■ **Information supplied**:
Content starts

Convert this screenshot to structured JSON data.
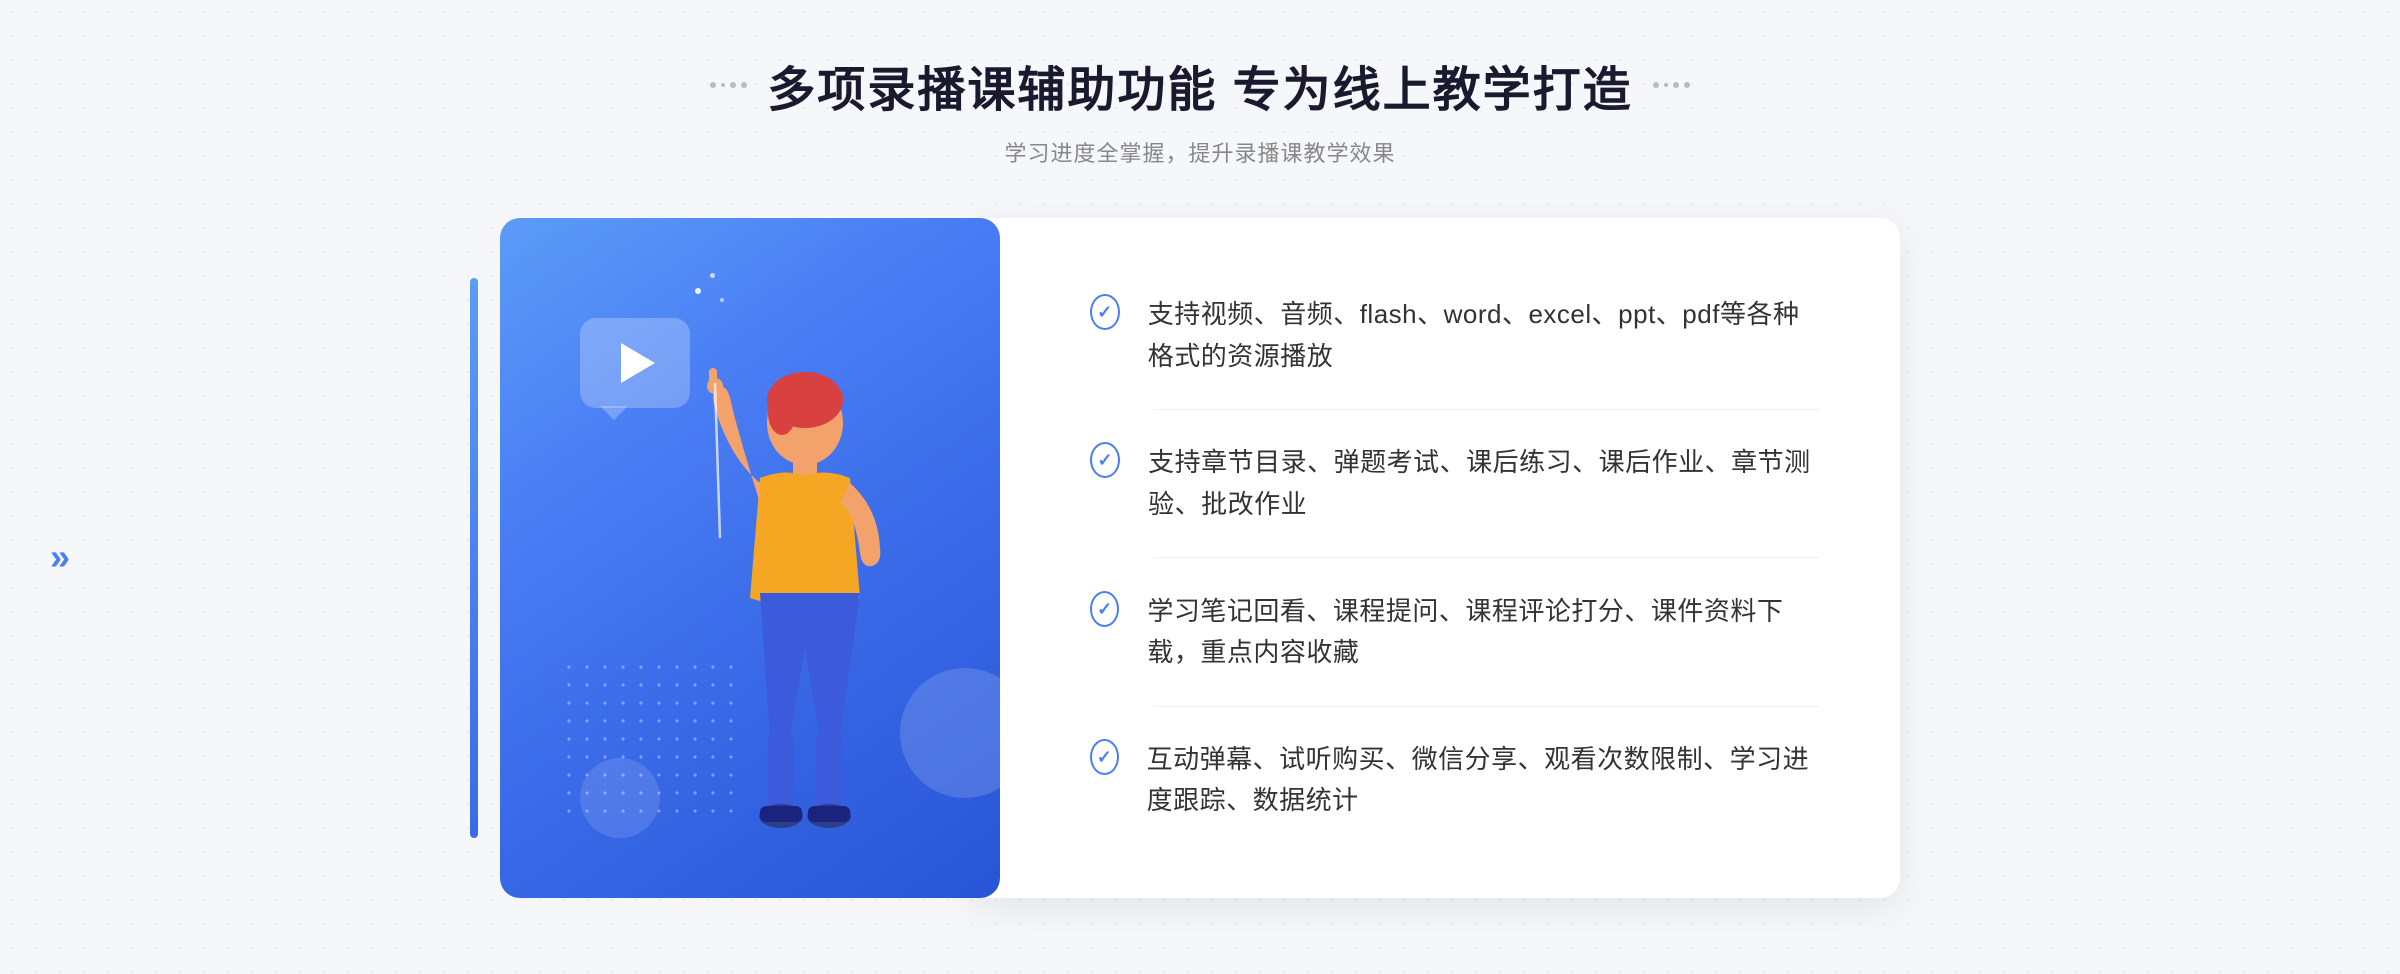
{
  "header": {
    "title": "多项录播课辅助功能 专为线上教学打造",
    "subtitle": "学习进度全掌握，提升录播课教学效果",
    "decorator_dots_left": "··",
    "decorator_dots_right": "··"
  },
  "features": [
    {
      "id": "feature-1",
      "text": "支持视频、音频、flash、word、excel、ppt、pdf等各种格式的资源播放"
    },
    {
      "id": "feature-2",
      "text": "支持章节目录、弹题考试、课后练习、课后作业、章节测验、批改作业"
    },
    {
      "id": "feature-3",
      "text": "学习笔记回看、课程提问、课程评论打分、课件资料下载，重点内容收藏"
    },
    {
      "id": "feature-4",
      "text": "互动弹幕、试听购买、微信分享、观看次数限制、学习进度跟踪、数据统计"
    }
  ],
  "page_left_arrows": "»",
  "colors": {
    "blue_primary": "#4a7ef5",
    "blue_dark": "#2855d6",
    "blue_light": "#5b9cf6",
    "text_dark": "#1a1a2e",
    "text_gray": "#888888",
    "text_body": "#333333",
    "bg_light": "#f5f7fa",
    "white": "#ffffff"
  }
}
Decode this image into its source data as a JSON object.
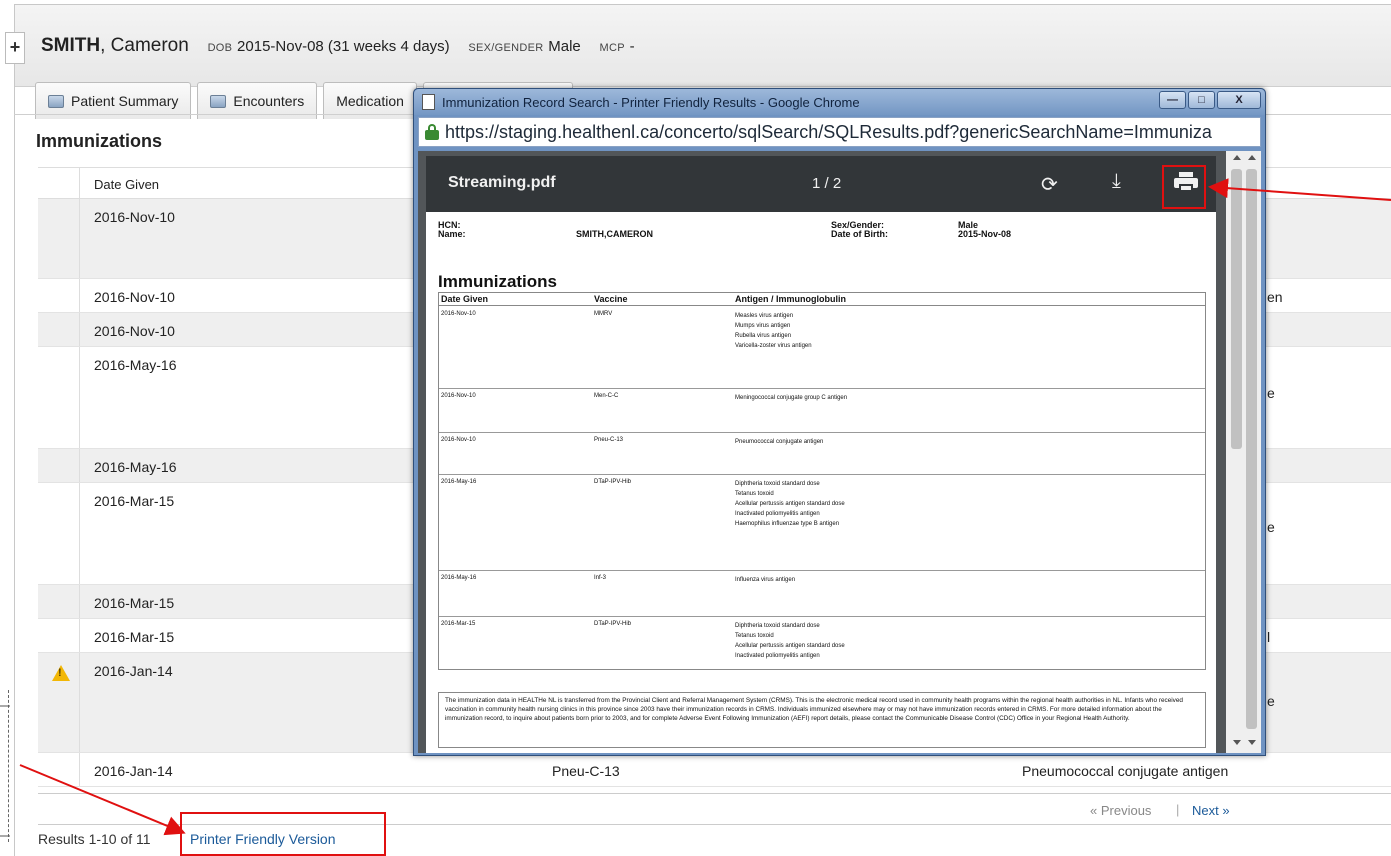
{
  "patient": {
    "expand_symbol": "+",
    "surname": "SMITH",
    "given": "Cameron",
    "dob_label": "DOB",
    "dob": "2015-Nov-08 (31 weeks 4 days)",
    "sex_label": "SEX/GENDER",
    "sex": "Male",
    "mcp_label": "MCP",
    "mcp": "-"
  },
  "tabs": [
    {
      "label": "Patient Summary",
      "icon": "summary-icon"
    },
    {
      "label": "Encounters",
      "icon": "encounters-icon"
    },
    {
      "label": "Medication",
      "icon": ""
    }
  ],
  "section_title": "Immunizations",
  "table": {
    "header_date": "Date Given",
    "rows": [
      {
        "date": "2016-Nov-10",
        "vaccine": "",
        "antigen": "",
        "warn": false
      },
      {
        "date": "2016-Nov-10",
        "vaccine": "",
        "antigen": "en",
        "warn": false
      },
      {
        "date": "2016-Nov-10",
        "vaccine": "",
        "antigen": "",
        "warn": false
      },
      {
        "date": "2016-May-16",
        "vaccine": "",
        "antigen": "e",
        "warn": false
      },
      {
        "date": "2016-May-16",
        "vaccine": "",
        "antigen": "",
        "warn": false
      },
      {
        "date": "2016-Mar-15",
        "vaccine": "",
        "antigen": "e",
        "warn": false
      },
      {
        "date": "2016-Mar-15",
        "vaccine": "",
        "antigen": "",
        "warn": false
      },
      {
        "date": "2016-Mar-15",
        "vaccine": "",
        "antigen": "l",
        "warn": false
      },
      {
        "date": "2016-Jan-14",
        "vaccine": "",
        "antigen": "e",
        "warn": true
      },
      {
        "date": "2016-Jan-14",
        "vaccine": "Pneu-C-13",
        "antigen": "Pneumococcal conjugate antigen",
        "warn": false
      }
    ]
  },
  "pager": {
    "prev": "« Previous",
    "sep": "|",
    "next": "Next »"
  },
  "results_text": "Results 1-10 of 11",
  "printer_friendly_link": "Printer Friendly Version",
  "annotation_color": "#e01010",
  "chrome": {
    "title": "Immunization Record Search - Printer Friendly Results - Google Chrome",
    "minimize": "—",
    "maximize": "□",
    "close": "X",
    "url": "https://staging.healthenl.ca/concerto/sqlSearch/SQLResults.pdf?genericSearchName=Immuniza"
  },
  "pdf": {
    "filename": "Streaming.pdf",
    "page_count": "1 / 2",
    "rotate_icon": "rotate-icon",
    "download_icon": "download-icon",
    "print_icon": "print-icon",
    "hcn_label": "HCN:",
    "name_label": "Name:",
    "name": "SMITH,CAMERON",
    "sex_label": "Sex/Gender:",
    "sex": "Male",
    "dob_label": "Date of Birth:",
    "dob": "2015-Nov-08",
    "title": "Immunizations",
    "col_date": "Date Given",
    "col_vaccine": "Vaccine",
    "col_antigen": "Antigen / Immunoglobulin",
    "records": [
      {
        "date": "2016-Nov-10",
        "vaccine": "MMRV",
        "antigens": [
          "Measles virus antigen",
          "Mumps virus antigen",
          "Rubella virus antigen",
          "Varicella-zoster virus antigen"
        ]
      },
      {
        "date": "2016-Nov-10",
        "vaccine": "Men-C-C",
        "antigens": [
          "Meningococcal conjugate group C antigen"
        ]
      },
      {
        "date": "2016-Nov-10",
        "vaccine": "Pneu-C-13",
        "antigens": [
          "Pneumococcal conjugate antigen"
        ]
      },
      {
        "date": "2016-May-16",
        "vaccine": "DTaP-IPV-Hib",
        "antigens": [
          "Diphtheria toxoid standard dose",
          "Tetanus toxoid",
          "Acellular pertussis antigen standard dose",
          "Inactivated poliomyelitis antigen",
          "Haemophilus influenzae type B antigen"
        ]
      },
      {
        "date": "2016-May-16",
        "vaccine": "Inf-3",
        "antigens": [
          "Influenza virus antigen"
        ]
      },
      {
        "date": "2016-Mar-15",
        "vaccine": "DTaP-IPV-Hib",
        "antigens": [
          "Diphtheria toxoid standard dose",
          "Tetanus toxoid",
          "Acellular pertussis antigen standard dose",
          "Inactivated poliomyelitis antigen"
        ]
      }
    ],
    "footnote": "The immunization data in HEALTHe NL is transferred from the Provincial Client and Referral Management System (CRMS). This is the electronic medical record used in community health programs within the regional health authorities in NL. Infants who received vaccination in community health nursing clinics in this province since 2003 have their immunization records in CRMS. Individuals immunized elsewhere may or may not have immunization records entered in CRMS. For more detailed information about the immunization record, to inquire about patients born prior to 2003, and for complete Adverse Event Following Immunization (AEFI) report details, please contact the Communicable Disease Control (CDC) Office in your Regional Health Authority."
  }
}
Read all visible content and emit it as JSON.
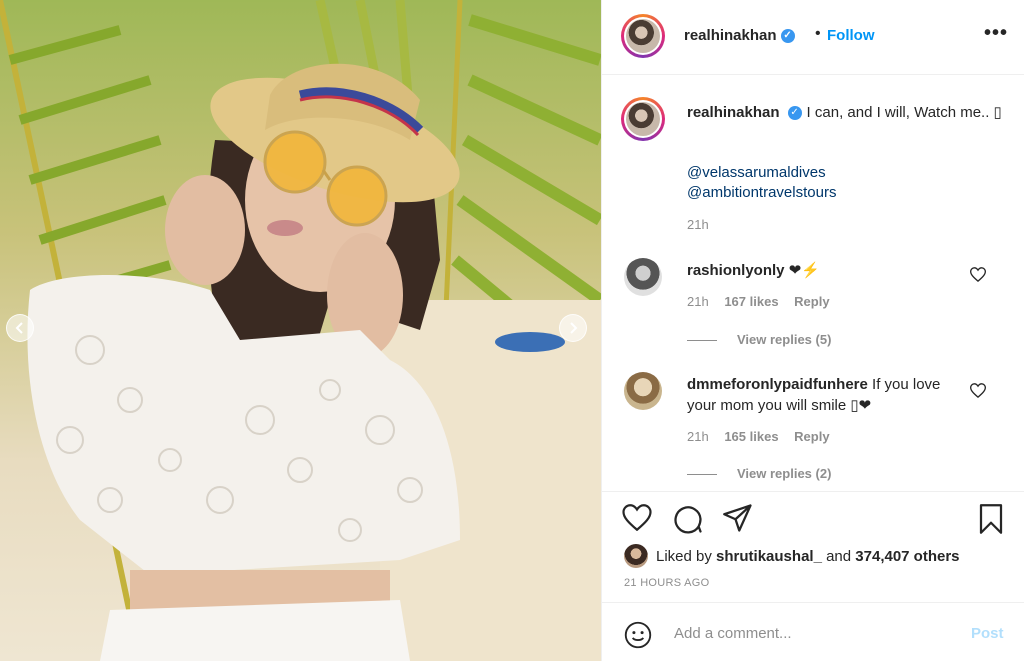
{
  "post": {
    "username": "realhinakhan",
    "follow_separator": "•",
    "follow_label": "Follow",
    "more_label": "•••"
  },
  "caption": {
    "username": "realhinakhan",
    "text": "I can, and I will, Watch me.. ▯",
    "mentions": [
      "@velassarumaldives",
      "@ambitiontravelstours"
    ],
    "time": "21h"
  },
  "comments": [
    {
      "username": "rashionlyonly",
      "text": "❤⚡",
      "time": "21h",
      "likes": "167 likes",
      "reply": "Reply",
      "view_replies": "View replies (5)"
    },
    {
      "username": "dmmeforonlypaidfunhere",
      "text": "If you love your mom you will smile ▯❤",
      "time": "21h",
      "likes": "165 likes",
      "reply": "Reply",
      "view_replies": "View replies (2)"
    }
  ],
  "likes": {
    "prefix": "Liked by",
    "user": "shrutikaushal_",
    "connector": "and",
    "others": "374,407 others"
  },
  "timestamp": "21 HOURS AGO",
  "composer": {
    "placeholder": "Add a comment...",
    "post_label": "Post"
  },
  "icons": {
    "verified": "verified-badge-icon",
    "like": "heart-icon",
    "comment": "comment-bubble-icon",
    "share": "paper-plane-icon",
    "save": "bookmark-icon",
    "emoji": "smiley-icon"
  },
  "colors": {
    "accent": "#0095f6",
    "verified": "#3897f0",
    "post_disabled": "#b2dffc",
    "secondary_text": "#8e8e8e"
  }
}
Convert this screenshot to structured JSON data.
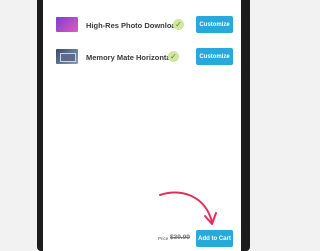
{
  "products": [
    {
      "name": "High-Res Photo Download",
      "check_icon": "check-circle-icon",
      "button": "Customize"
    },
    {
      "name": "Memory Mate Horizontal",
      "check_icon": "check-circle-icon",
      "button": "Customize"
    }
  ],
  "footer": {
    "price_label": "Price",
    "price": "$39.99",
    "add_to_cart": "Add to Cart"
  },
  "colors": {
    "accent": "#29a8dc",
    "arrow": "#e0315c",
    "check": "#cfe6a0"
  }
}
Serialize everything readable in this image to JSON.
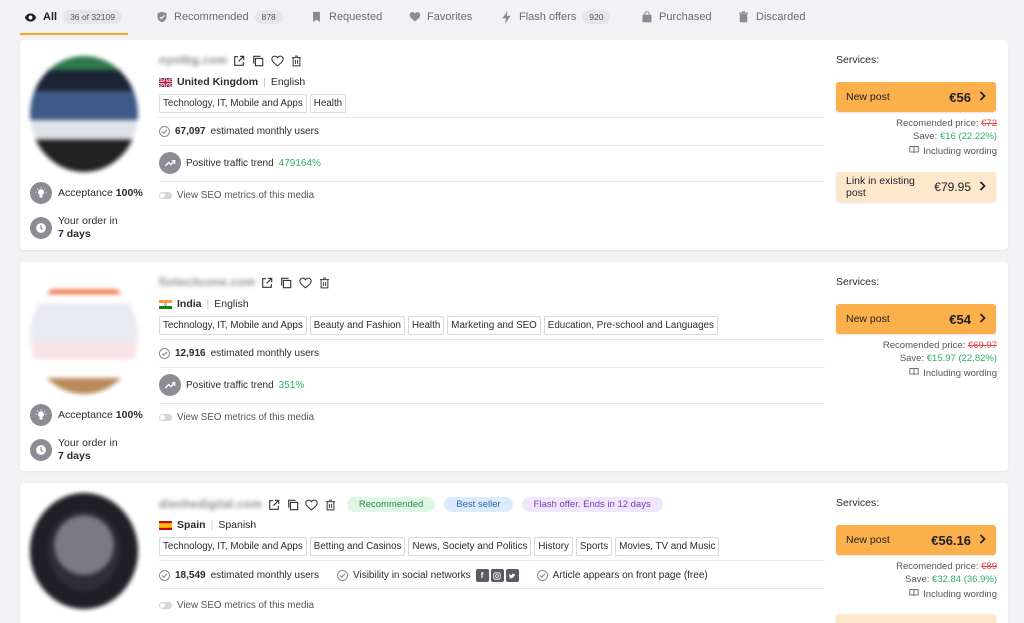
{
  "tabs": [
    {
      "label": "All",
      "count": "36 of 32109"
    },
    {
      "label": "Recommended",
      "count": "878"
    },
    {
      "label": "Requested",
      "count": ""
    },
    {
      "label": "Favorites",
      "count": ""
    },
    {
      "label": "Flash offers",
      "count": "920"
    },
    {
      "label": "Purchased",
      "count": ""
    },
    {
      "label": "Discarded",
      "count": ""
    }
  ],
  "colors": {
    "accent": "#fbb04b",
    "trend_green": "#2fb061",
    "strike_red": "#e04848"
  },
  "common": {
    "services_label": "Services:",
    "new_post_label": "New post",
    "recommended_price_label": "Recomended price:",
    "save_label": "Save:",
    "including_wording": "Including wording",
    "estimated_users_suffix": "estimated monthly users",
    "positive_trend_label": "Positive traffic trend",
    "seo_label": "View SEO metrics of this media",
    "acceptance_label": "Acceptance",
    "order_in_label": "Your order in",
    "link_existing_label": "Link in existing post"
  },
  "listings": [
    {
      "domain": "nyntbg.com",
      "flag": "uk",
      "country": "United Kingdom",
      "language": "English",
      "topics": [
        "Technology, IT, Mobile and Apps",
        "Health"
      ],
      "users": "67,097",
      "trend": "479164%",
      "acceptance": "100%",
      "order_days": "7 days",
      "new_post_price": "€56",
      "recommended_price": "€72",
      "save": "€16 (22.22%)",
      "link_existing_price": "€79.95"
    },
    {
      "domain": "fiotecitcone.com",
      "flag": "in",
      "country": "India",
      "language": "English",
      "topics": [
        "Technology, IT, Mobile and Apps",
        "Beauty and Fashion",
        "Health",
        "Marketing and SEO",
        "Education, Pre-school and Languages"
      ],
      "users": "12,916",
      "trend": "351%",
      "acceptance": "100%",
      "order_days": "7 days",
      "new_post_price": "€54",
      "recommended_price": "€69.97",
      "save": "€15.97 (22.82%)"
    },
    {
      "domain": "dienhedigital.com",
      "flag": "es",
      "country": "Spain",
      "language": "Spanish",
      "badges": [
        "Recommended",
        "Best seller",
        "Flash offer. Ends in 12 days"
      ],
      "topics": [
        "Technology, IT, Mobile and Apps",
        "Betting and Casinos",
        "News, Society and Politics",
        "History",
        "Sports",
        "Movies, TV and Music"
      ],
      "users": "18,549",
      "social_label": "Visibility in social networks",
      "front_page_label": "Article appears on front page (free)",
      "new_post_price": "€56.16",
      "recommended_price": "€89",
      "save": "€32.84 (36.9%)"
    }
  ]
}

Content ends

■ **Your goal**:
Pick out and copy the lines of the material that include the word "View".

■ **Completed task**:
      "view_replies": "View replies (5)"
      "view_replies": "View replies (2)"
    "seo_label": "View SEO metrics of this media",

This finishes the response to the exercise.